## Information
**********
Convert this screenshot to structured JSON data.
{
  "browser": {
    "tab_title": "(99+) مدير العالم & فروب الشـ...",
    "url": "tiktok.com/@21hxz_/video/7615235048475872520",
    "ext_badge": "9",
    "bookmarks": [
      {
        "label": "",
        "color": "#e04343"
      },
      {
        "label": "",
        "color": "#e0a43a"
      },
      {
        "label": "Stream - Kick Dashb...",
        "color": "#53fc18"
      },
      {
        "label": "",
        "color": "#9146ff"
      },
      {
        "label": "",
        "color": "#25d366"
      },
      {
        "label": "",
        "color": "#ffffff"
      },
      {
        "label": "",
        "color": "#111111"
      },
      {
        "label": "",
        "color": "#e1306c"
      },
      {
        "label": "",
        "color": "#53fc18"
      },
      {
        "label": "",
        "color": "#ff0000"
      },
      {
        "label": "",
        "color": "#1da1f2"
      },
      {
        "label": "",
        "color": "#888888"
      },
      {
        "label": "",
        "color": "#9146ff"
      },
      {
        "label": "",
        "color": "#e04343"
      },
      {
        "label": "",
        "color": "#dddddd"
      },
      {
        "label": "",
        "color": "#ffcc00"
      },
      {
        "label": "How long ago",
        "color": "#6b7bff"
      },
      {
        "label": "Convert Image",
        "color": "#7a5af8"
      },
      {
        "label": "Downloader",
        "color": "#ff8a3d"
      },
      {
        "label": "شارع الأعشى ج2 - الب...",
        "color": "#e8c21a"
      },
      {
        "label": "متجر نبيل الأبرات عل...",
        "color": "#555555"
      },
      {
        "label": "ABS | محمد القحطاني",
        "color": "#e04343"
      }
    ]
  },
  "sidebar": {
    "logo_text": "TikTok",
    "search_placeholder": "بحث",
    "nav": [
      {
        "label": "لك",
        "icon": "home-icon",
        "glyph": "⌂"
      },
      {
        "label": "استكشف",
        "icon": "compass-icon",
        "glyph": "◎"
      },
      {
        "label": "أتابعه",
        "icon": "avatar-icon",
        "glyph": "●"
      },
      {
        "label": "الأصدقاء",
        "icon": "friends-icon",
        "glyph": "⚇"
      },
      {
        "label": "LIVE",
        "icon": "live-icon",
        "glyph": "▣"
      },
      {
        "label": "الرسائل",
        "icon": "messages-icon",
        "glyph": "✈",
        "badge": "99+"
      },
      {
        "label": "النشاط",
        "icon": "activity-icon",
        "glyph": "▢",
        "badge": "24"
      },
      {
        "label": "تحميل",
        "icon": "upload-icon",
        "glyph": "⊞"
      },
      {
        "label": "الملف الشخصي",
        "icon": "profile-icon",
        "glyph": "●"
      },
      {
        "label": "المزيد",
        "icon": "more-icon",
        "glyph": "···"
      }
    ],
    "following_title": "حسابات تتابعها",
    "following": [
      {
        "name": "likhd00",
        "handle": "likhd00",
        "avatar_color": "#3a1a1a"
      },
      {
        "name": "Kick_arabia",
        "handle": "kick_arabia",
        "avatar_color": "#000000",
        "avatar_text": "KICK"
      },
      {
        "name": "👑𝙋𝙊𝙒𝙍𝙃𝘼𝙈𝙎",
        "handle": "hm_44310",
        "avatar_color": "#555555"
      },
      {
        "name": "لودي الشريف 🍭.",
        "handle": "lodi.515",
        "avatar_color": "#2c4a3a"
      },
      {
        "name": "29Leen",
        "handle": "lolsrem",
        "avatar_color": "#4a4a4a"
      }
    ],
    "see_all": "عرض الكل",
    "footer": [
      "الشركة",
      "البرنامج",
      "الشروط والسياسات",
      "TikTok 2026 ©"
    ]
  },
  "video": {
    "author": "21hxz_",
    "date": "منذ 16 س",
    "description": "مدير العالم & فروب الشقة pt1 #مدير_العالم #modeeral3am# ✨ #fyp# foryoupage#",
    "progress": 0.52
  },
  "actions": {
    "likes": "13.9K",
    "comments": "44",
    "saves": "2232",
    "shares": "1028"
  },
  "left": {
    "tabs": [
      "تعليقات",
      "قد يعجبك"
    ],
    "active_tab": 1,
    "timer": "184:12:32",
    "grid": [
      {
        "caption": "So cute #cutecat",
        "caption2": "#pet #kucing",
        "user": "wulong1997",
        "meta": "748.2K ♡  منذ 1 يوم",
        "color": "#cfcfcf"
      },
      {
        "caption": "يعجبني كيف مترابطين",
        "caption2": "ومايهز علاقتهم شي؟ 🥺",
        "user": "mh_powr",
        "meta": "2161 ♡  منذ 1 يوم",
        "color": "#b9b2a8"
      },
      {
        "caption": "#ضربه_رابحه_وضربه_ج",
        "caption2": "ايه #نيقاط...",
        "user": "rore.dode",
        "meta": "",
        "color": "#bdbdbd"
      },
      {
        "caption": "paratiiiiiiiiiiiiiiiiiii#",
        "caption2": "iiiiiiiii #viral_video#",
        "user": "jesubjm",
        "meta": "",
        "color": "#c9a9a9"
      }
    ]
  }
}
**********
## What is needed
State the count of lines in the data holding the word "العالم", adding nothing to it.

## Solution to the problem
2